Out of the entries that follow, copy each line containing "España".

━━ Available data ━━

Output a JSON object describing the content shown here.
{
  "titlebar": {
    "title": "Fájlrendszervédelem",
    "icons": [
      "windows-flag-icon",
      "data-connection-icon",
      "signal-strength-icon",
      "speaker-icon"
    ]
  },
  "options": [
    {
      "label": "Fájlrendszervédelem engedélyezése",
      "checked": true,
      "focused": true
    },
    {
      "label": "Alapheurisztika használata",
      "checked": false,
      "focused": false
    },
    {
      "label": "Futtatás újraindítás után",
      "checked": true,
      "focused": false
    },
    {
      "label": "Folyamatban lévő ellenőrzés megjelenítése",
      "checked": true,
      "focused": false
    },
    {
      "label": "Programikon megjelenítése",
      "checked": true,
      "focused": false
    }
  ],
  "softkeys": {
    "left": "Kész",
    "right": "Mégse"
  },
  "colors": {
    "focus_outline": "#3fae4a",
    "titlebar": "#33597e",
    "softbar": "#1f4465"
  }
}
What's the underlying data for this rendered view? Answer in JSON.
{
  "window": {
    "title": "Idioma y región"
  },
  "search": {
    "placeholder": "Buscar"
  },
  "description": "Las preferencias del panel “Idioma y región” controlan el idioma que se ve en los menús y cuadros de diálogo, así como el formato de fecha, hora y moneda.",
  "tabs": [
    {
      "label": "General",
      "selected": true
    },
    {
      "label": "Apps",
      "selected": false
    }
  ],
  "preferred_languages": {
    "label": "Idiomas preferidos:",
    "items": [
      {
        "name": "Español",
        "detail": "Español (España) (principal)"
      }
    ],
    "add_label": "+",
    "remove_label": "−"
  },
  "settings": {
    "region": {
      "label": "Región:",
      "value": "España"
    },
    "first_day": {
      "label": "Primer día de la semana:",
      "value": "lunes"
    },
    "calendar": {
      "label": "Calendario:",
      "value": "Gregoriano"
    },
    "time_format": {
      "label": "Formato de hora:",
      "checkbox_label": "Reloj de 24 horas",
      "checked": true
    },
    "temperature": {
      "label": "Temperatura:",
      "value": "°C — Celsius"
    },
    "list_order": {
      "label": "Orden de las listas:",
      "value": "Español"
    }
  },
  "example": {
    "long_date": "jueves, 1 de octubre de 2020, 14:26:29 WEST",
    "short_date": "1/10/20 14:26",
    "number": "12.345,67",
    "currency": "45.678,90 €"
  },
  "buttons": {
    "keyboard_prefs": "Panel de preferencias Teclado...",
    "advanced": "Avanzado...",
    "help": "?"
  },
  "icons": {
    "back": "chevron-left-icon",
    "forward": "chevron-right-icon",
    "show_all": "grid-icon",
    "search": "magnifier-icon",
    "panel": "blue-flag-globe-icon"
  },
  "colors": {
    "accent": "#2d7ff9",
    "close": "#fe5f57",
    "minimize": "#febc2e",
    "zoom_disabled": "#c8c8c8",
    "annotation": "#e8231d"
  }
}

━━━

## Solution to this problem
        "detail": "Español (España) (principal)"
      "value": "España"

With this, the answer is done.